[Element data from apps and pages]
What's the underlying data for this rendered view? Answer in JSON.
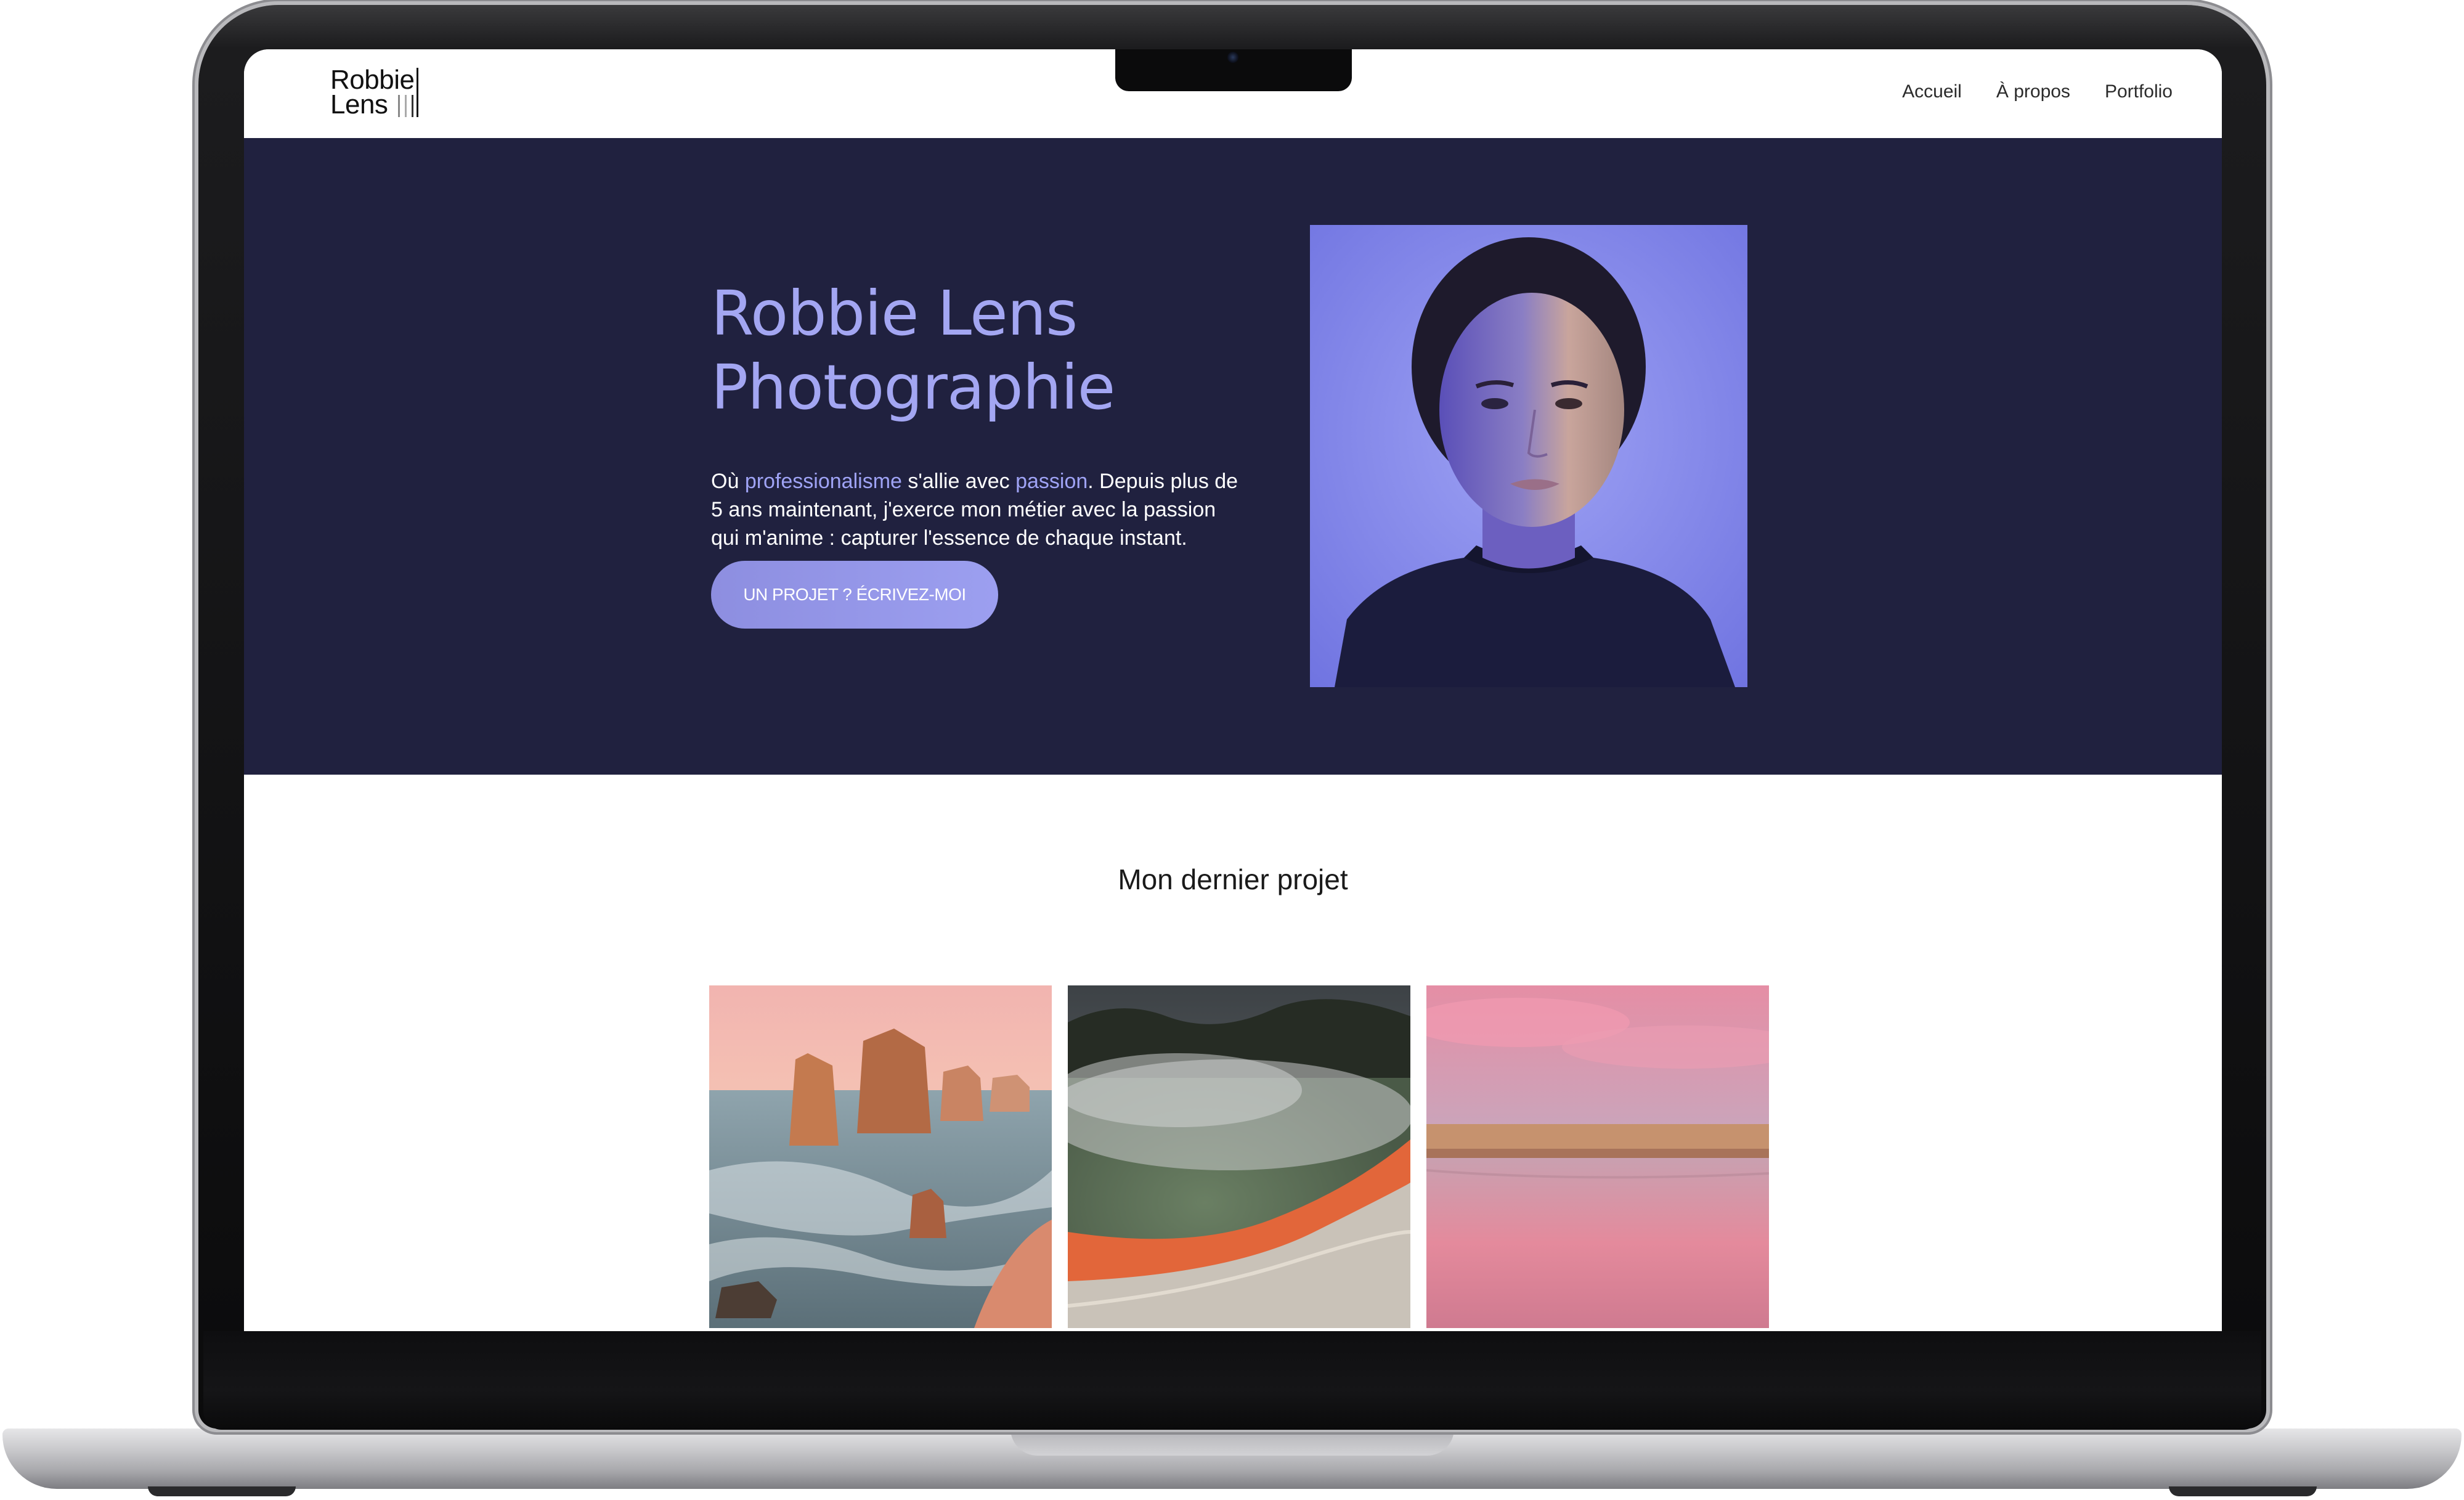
{
  "site": {
    "logo": {
      "line1": "Robbie",
      "line2": "Lens"
    },
    "nav": [
      {
        "label": "Accueil"
      },
      {
        "label": "À propos"
      },
      {
        "label": "Portfolio"
      }
    ]
  },
  "hero": {
    "title_line1": "Robbie Lens",
    "title_line2": "Photographie",
    "text_part1": "Où ",
    "text_accent1": "professionalisme",
    "text_part2": " s'allie avec ",
    "text_accent2": "passion",
    "text_part3": ". Depuis plus de 5 ans maintenant, j'exerce mon métier avec la passion qui m'anime : capturer l'essence de chaque instant.",
    "cta_label": "UN PROJET ? ÉCRIVEZ-MOI",
    "portrait_alt": "portrait"
  },
  "project": {
    "title": "Mon dernier projet",
    "photos": [
      {
        "name": "coastal-rocks"
      },
      {
        "name": "hot-spring"
      },
      {
        "name": "pink-beach"
      }
    ]
  },
  "colors": {
    "hero_bg": "#20213f",
    "accent": "#a3a6f2",
    "cta": "#9c9ff0"
  }
}
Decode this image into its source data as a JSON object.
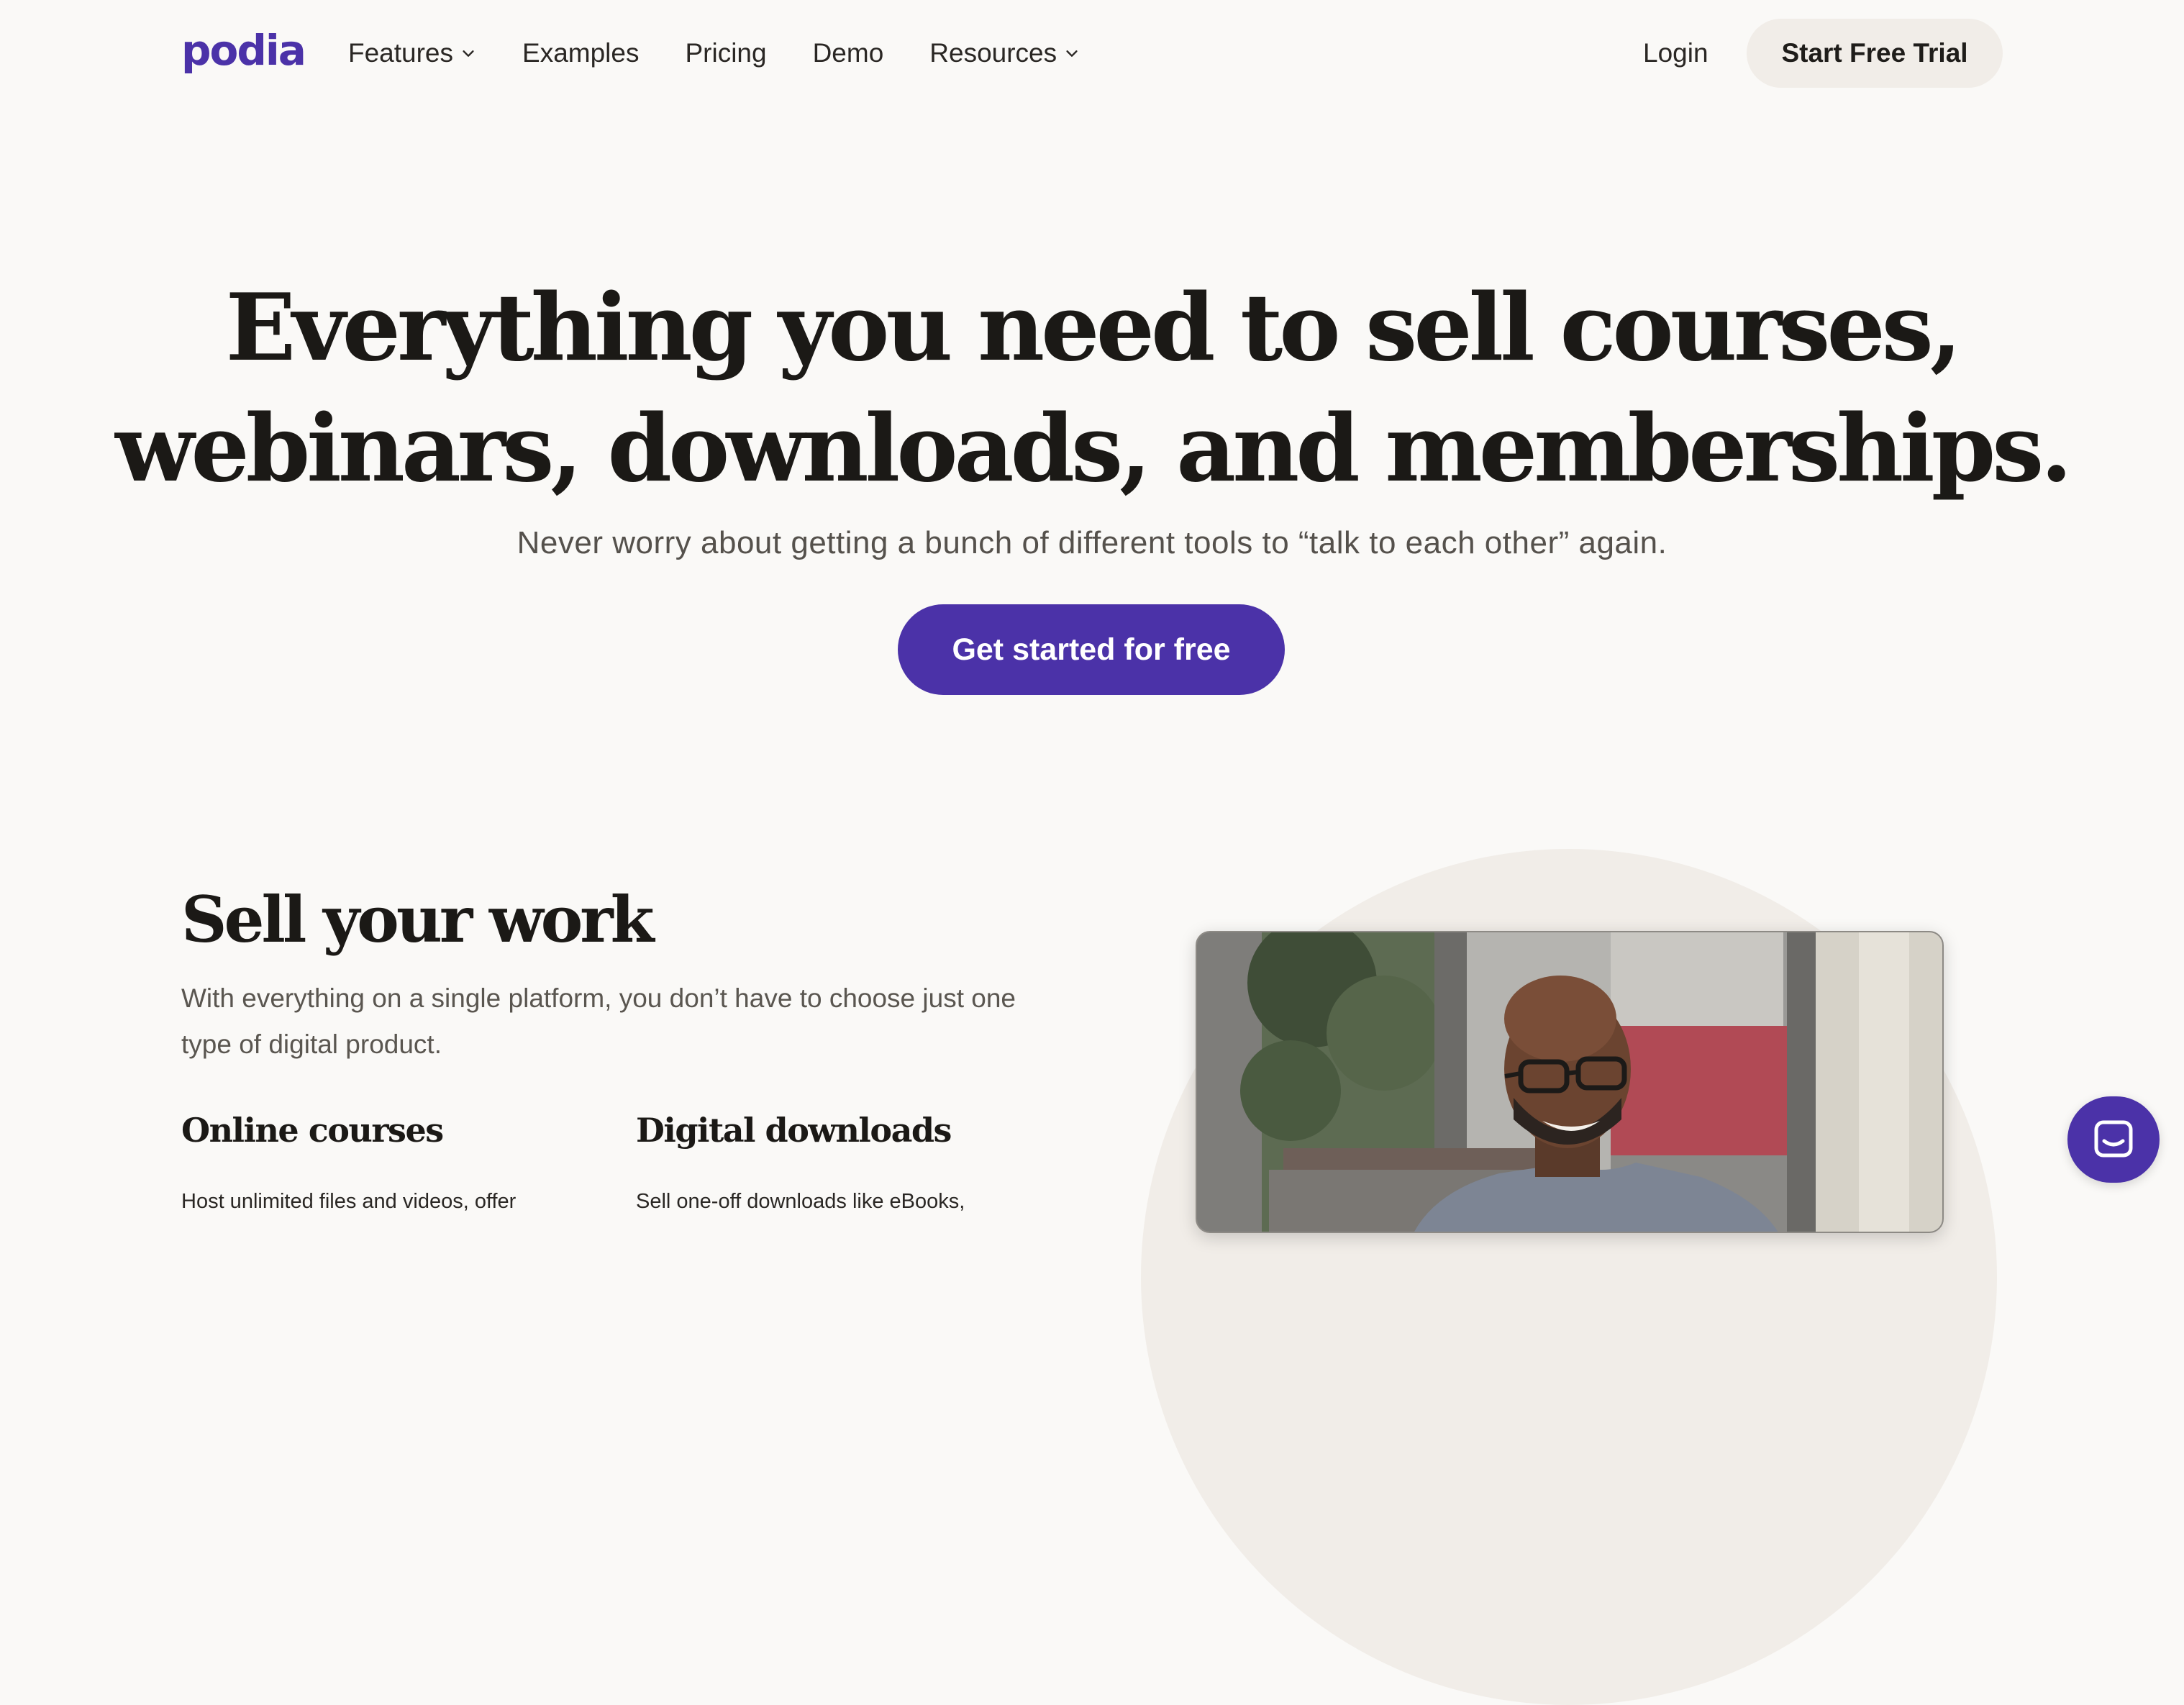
{
  "nav": {
    "logo": "podia",
    "links": [
      {
        "label": "Features",
        "dropdown": true
      },
      {
        "label": "Examples",
        "dropdown": false
      },
      {
        "label": "Pricing",
        "dropdown": false
      },
      {
        "label": "Demo",
        "dropdown": false
      },
      {
        "label": "Resources",
        "dropdown": true
      }
    ],
    "login": "Login",
    "trial_button": "Start Free Trial"
  },
  "hero": {
    "title_line1": "Everything you need to sell courses,",
    "title_line2": "webinars, downloads, and memberships.",
    "subtitle": "Never worry about getting a bunch of different tools to “talk to each other” again.",
    "cta": "Get started for free"
  },
  "section": {
    "title": "Sell your work",
    "description": "With everything on a single platform, you don’t have to choose just one type of digital product.",
    "features": [
      {
        "title": "Online courses",
        "text": "Host unlimited files and videos, offer"
      },
      {
        "title": "Digital downloads",
        "text": "Sell one-off downloads like eBooks,"
      }
    ]
  },
  "icons": {
    "chevron": "chevron-down-icon",
    "chat": "chat-icon"
  },
  "colors": {
    "brand": "#4b32a8",
    "background": "#faf9f7",
    "pill": "#f1ede8"
  }
}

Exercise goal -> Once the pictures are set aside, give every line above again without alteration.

Response area ->
What's the underlying data for this rendered view? Answer in JSON.
{
  "site": {
    "logo": {
      "line1": "Robbie",
      "line2": "Lens"
    },
    "nav": [
      {
        "label": "Accueil"
      },
      {
        "label": "À propos"
      },
      {
        "label": "Portfolio"
      }
    ]
  },
  "hero": {
    "title_line1": "Robbie Lens",
    "title_line2": "Photographie",
    "text_part1": "Où ",
    "text_accent1": "professionalisme",
    "text_part2": " s'allie avec ",
    "text_accent2": "passion",
    "text_part3": ". Depuis plus de 5 ans maintenant, j'exerce mon métier avec la passion qui m'anime : capturer l'essence de chaque instant.",
    "cta_label": "UN PROJET ? ÉCRIVEZ-MOI",
    "portrait_alt": "portrait"
  },
  "project": {
    "title": "Mon dernier projet",
    "photos": [
      {
        "name": "coastal-rocks"
      },
      {
        "name": "hot-spring"
      },
      {
        "name": "pink-beach"
      }
    ]
  },
  "colors": {
    "hero_bg": "#20213f",
    "accent": "#a3a6f2",
    "cta": "#9c9ff0"
  }
}
Decode this image into its source data as a JSON object.
{
  "nav": {
    "logo": "podia",
    "links": [
      {
        "label": "Features",
        "dropdown": true
      },
      {
        "label": "Examples",
        "dropdown": false
      },
      {
        "label": "Pricing",
        "dropdown": false
      },
      {
        "label": "Demo",
        "dropdown": false
      },
      {
        "label": "Resources",
        "dropdown": true
      }
    ],
    "login": "Login",
    "trial_button": "Start Free Trial"
  },
  "hero": {
    "title_line1": "Everything you need to sell courses,",
    "title_line2": "webinars, downloads, and memberships.",
    "subtitle": "Never worry about getting a bunch of different tools to “talk to each other” again.",
    "cta": "Get started for free"
  },
  "section": {
    "title": "Sell your work",
    "description": "With everything on a single platform, you don’t have to choose just one type of digital product.",
    "features": [
      {
        "title": "Online courses",
        "text": "Host unlimited files and videos, offer"
      },
      {
        "title": "Digital downloads",
        "text": "Sell one-off downloads like eBooks,"
      }
    ]
  },
  "icons": {
    "chevron": "chevron-down-icon",
    "chat": "chat-icon"
  },
  "colors": {
    "brand": "#4b32a8",
    "background": "#faf9f7",
    "pill": "#f1ede8"
  }
}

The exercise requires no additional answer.